Slow down, eat away from distractions and tune into your body signals for fullness. Check-in at the start, mid and end of a meal about hunger and fullness. Don’t judge, trust.
6. Discover the satisfaction factor
Make eating enjoyable and non-judgmental. When you slow down, eat pleasurable foods as well as dine in a non-stressful environment you will find a new sense of satisfaction.
7. Honor your feelings without using food
What’s eating you? Lonely, angry, bored or anxious? What emotion am I trying to stuff by eating or (starve by not eating)? How can you comfort yourself without food? While food may be a quick fix it doesn’t provide a lasting solution and usually makes you feel even worse.
8. Respect your body
We all have a unique “best weight” which is like our personal best that can’t be measured on a chart or by a number you want to be. Just like you can’t change your shoe size, you can’t change your genetic set point to be a certain body size or shape. If you’ve been dieting a long time you likely won’t like this but would you be willing to work towards accepting this?
9. Exercise – feel the difference
Stop extreme makeover workout attempts and move your body for health, energy and because it simply feels good to be active. Look at exercise as a way to elevate your strength and confidence, not as a form of punishment.
10. Honor your health – gentle nutrition
You don’t need to be perfect – as I like to say “imperfect is actually perfect.” Choose foods that both respect your health, energy and productivity at work but also be sure to consume soulful foods that are chosen for fun and taste. Make life delicious!
Is intuitive eating a good option if I am recovering from an eating disorder?
If you are struggling with an eating disorder such as anorexia, bulimia or binge eating disorder often it is difficult to truly trust your hunger and fullness cues and be in a place of readiness to truly ditch food rules and restrictive eating behaviors. It can also take time to feel comfortable in your body and trust the concept of intuitive eating.
Working with a trusted Eating Disorder Dietitian is very helpful to help provide you with a strong foundation of what, when and how much to eat and then in time really move you to a more flexible relationship with food and the concepts of intuitive eating.
Where can I get more information on intuitive eating?
Purchase a copy of the well known book Intuitive Eating by Evelyn Tribole and Elyse Resch. It is a must read!
As Registered Dietitians that specialize in weight concerns, emotional eating and disordered eating we can see you in our local Calgary nutritionist office or as an Online Dietitian by phone or video conferencing for virtual nutrition counseling. Read more about our nutrition counseling programs and book an appointment by our experienced Registered Dietitian team here: NUTRITION COUNSELING

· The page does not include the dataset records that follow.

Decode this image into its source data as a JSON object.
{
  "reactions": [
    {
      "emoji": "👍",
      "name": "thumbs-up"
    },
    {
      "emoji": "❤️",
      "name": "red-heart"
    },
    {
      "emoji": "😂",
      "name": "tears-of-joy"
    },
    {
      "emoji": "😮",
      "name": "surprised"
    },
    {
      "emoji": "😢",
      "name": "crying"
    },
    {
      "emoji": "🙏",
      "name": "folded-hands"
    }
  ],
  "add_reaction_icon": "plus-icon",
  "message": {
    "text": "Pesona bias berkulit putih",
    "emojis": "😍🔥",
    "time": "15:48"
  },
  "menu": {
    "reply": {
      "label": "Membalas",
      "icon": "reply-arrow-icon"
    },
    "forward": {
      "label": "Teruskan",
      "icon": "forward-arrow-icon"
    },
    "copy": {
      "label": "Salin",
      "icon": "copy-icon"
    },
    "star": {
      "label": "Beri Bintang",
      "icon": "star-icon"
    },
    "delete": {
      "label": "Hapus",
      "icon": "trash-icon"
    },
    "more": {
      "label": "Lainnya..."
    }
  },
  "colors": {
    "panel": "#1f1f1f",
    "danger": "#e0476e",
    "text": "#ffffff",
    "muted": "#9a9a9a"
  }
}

You might also enjoy these related posts:
Looking for more information on intuitive eating or weight loss dietitian nutrition counseling?
Our dietitian Calgary and online nutritionist services can’t guarantee weight loss (no one can!) but we can guarantee we will do everything we can to help you move towards your personal best weight and a sustainable lifestyle. You won’t find any weird fad diets, unnecessary food restrictions and anyone trying to sell you shakes, supplements or so-called miracle cures here.
As university trained Registered Dietitians, you can count on us for credible advice and practical meal planning so you don’t have to stress about food anymore. You can achieve a healthy and joyous relationship with food and your body. Let’s talk about what this can look like for you. CONTACT US.